Before I go on to explain a couple of the most common biases (there are nearly 50) a quick question.
Which of the below signs would help you sell more, and why?
Have you ever tuned into Netflix, and after looking at the richness of its content (there are over 6655 films on Netflix UK) declared “There is nothing to see”? Well congratulations and welcome to the Paradox of choice or Choice Overload. And this is a situation we put our consumers/ customers into regularly! Right now, your Boss might be asking you to launch a new variant every 3 months, but it doesn’t help the consumer, customer and definitely not the shopper.. and this might explain why nearly 80% of product launches fail.
A second question for you.. Green is good right?
An interesting experiment by Zenith, the washing machine manufacturer, showed some interesting results. They sent a large group of consumers the same type of washing machine tablet, and over a period of time, they washed a load of clothes and reported back on the tablet’s performance. The twist was that half were told that they were testing a standard supermarket tablet, the other half, a ‘green’ variant. The consumers were not told the experiment was about ‘Green issues’ but about efficacy, although they did know whether they had the ‘Eco’ tablet or the ‘normal one’.
The results were clear. Those who used the ‘green’ variant rated the tablet as worse on all metrics.
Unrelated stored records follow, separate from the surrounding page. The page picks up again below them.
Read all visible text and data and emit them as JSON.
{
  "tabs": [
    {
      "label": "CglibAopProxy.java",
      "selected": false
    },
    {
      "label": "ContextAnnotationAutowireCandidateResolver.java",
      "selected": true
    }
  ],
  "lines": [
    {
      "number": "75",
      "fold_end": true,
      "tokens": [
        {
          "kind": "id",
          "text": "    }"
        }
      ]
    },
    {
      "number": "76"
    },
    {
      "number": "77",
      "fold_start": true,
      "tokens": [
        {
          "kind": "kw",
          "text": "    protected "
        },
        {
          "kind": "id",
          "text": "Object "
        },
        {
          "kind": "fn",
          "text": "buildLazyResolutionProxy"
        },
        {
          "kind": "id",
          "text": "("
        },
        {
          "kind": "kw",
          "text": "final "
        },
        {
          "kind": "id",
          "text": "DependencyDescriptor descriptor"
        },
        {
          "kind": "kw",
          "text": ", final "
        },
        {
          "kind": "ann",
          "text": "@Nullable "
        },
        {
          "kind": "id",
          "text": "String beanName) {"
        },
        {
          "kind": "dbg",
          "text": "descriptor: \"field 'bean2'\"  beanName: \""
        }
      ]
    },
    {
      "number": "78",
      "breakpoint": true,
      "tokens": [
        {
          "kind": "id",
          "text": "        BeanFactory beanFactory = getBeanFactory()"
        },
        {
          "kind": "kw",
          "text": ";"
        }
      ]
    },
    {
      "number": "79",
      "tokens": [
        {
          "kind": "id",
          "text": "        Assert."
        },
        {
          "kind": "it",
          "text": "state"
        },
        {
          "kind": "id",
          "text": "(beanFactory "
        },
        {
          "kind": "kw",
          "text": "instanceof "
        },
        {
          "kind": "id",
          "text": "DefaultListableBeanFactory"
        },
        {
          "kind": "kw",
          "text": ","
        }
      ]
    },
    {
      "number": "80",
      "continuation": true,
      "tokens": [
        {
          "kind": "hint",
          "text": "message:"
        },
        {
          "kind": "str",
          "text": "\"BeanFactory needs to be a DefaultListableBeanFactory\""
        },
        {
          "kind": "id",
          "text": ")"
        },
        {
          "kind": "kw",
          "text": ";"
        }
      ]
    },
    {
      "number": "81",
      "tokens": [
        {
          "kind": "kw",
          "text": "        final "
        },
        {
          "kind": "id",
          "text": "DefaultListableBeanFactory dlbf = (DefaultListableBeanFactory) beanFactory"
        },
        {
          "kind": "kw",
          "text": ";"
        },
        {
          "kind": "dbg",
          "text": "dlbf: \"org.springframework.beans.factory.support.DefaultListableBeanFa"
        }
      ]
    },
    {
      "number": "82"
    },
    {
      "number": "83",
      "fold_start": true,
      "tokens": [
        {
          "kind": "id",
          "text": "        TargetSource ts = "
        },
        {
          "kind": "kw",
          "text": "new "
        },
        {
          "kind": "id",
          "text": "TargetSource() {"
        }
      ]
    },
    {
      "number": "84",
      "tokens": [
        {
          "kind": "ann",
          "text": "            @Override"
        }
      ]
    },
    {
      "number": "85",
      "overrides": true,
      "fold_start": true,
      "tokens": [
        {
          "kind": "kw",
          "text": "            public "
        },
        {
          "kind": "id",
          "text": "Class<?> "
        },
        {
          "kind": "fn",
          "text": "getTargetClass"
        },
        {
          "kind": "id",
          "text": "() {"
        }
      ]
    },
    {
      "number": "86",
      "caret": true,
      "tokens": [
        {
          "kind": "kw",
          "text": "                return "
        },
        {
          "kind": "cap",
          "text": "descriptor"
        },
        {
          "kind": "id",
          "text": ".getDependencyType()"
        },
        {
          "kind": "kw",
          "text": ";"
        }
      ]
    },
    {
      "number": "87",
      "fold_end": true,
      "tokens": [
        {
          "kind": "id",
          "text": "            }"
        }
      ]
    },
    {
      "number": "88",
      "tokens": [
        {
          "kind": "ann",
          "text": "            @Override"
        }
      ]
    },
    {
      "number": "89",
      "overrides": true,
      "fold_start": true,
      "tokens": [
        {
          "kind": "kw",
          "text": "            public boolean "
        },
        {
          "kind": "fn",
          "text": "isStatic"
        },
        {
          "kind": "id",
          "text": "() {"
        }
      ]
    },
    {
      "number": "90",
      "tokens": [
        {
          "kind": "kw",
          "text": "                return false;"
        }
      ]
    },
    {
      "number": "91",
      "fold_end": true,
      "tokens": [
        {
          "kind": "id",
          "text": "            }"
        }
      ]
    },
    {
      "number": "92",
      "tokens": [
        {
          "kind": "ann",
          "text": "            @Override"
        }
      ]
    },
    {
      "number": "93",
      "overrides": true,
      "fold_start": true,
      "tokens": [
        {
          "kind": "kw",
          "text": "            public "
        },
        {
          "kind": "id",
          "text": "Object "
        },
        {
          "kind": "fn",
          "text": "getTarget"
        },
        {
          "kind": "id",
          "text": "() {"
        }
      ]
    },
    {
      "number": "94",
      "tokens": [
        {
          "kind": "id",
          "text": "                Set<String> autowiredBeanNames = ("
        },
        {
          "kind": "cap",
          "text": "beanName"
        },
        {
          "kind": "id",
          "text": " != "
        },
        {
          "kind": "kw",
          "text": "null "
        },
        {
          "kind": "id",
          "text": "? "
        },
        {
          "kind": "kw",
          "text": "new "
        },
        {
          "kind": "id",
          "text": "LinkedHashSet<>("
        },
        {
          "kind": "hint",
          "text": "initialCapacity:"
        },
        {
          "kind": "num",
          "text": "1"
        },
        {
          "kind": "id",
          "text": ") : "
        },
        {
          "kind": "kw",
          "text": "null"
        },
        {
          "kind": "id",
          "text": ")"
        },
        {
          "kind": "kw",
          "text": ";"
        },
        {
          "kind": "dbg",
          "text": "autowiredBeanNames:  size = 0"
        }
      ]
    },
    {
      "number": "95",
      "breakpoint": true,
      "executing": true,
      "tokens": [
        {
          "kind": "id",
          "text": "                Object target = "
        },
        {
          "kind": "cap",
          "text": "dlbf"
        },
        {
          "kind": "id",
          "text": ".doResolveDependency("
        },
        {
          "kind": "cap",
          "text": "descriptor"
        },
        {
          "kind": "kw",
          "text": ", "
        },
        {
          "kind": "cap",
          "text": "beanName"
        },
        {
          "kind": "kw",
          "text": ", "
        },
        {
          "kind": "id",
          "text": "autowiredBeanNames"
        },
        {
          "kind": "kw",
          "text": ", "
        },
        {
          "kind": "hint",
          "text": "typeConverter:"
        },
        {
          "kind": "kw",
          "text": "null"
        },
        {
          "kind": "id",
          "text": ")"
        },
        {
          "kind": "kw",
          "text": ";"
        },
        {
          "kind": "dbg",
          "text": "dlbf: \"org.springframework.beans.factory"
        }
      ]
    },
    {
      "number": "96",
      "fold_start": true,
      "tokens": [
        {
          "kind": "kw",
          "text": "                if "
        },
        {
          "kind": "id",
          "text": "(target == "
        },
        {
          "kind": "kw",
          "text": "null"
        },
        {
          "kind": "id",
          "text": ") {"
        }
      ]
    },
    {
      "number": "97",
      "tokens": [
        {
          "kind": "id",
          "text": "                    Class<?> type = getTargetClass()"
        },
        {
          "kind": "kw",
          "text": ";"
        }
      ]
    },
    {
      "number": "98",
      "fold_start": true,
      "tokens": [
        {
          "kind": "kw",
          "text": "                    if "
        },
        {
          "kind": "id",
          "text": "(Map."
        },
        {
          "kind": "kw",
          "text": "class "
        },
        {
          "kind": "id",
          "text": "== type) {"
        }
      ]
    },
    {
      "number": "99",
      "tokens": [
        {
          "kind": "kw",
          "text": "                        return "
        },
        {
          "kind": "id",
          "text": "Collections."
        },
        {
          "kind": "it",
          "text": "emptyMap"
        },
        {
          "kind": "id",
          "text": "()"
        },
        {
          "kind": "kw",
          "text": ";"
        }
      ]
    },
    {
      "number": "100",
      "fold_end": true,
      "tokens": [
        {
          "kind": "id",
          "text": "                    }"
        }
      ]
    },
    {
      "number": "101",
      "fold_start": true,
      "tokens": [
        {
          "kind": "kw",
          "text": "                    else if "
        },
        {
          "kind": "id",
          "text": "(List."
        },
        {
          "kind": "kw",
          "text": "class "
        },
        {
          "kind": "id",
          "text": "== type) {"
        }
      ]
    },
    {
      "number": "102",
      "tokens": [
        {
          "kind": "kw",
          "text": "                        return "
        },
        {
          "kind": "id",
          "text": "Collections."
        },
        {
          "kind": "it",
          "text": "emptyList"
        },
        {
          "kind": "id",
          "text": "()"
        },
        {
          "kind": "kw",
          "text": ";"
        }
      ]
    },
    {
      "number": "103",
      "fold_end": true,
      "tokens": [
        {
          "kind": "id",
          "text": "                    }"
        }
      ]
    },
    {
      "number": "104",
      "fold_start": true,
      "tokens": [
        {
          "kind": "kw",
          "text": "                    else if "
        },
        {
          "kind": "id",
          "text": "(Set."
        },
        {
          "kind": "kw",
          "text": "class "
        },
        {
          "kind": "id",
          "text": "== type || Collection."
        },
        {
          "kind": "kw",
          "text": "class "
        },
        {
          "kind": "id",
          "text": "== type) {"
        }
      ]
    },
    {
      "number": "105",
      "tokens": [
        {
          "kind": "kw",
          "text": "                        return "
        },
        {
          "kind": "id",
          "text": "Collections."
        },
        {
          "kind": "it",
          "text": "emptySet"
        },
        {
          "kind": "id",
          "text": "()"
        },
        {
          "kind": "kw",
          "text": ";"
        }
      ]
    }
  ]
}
Respondents scored the eco tablet 9% lower for both effectiveness and likeability, while the number of people who would recommend the product was 11% lower and the number who would buy it themselves 18% lower than for the standard version. This is a clear example of expectancy theory or bias: we experience what we expect to experience. And when it comes to ‘green’ products, we actually expect them to be worse than normal ones.
Now, I know you’re not the type of people who buy the 2nd cheapest wine on the menu, but I bet you know someone who does. This plays into the bias that is anchoring, where the 1st value of something seen has an undue influence on how subsequent values are perceived. So, have a look at the 2 wine list options below.
This how anchoring works. Wine list 1 anchors people at £9.00 and things get more expensive form that point on, up to £36.00. So, most people won’t opt for the cheapest wine at £9.00 but would splash out on a £17.00 bottle.
On Wine list 2, the anchor is a hefty £36.00 and whilst people may not spend that on a wine, suddenly £23.00 seems more reasonable. The average wine sale just went up from £17.00 to £23.00, just by altering the wine list order. Have a look next time you dine out. Is the wine list using BE to modify your behaviour? An extra tip is not to use the £ symbol and just use numbers, thus removing the feeling that you’re spending money.
Oh, and the answer to which was the most effective sales sign (£10.00 to £5.99). It was the 2nd one and sold 28% more.
If you want to know more, please contact me at the Consumer Healthcare Training Academy to find out and understand how the many other biases could help you stand out, breaking the cue…reward…repeat cycle that stops your brand even being considered by the consumer, customer and shopper. Fancy talking directly, drop me a message on LinkedIn.
And if you don’t believe that the human brain is so easily fooled, I have used a number of biases in this article, the 1stone being immediately after the title. Another example of expectancy bias.
Trevor Gore (XPotential and The CHC Training Academy)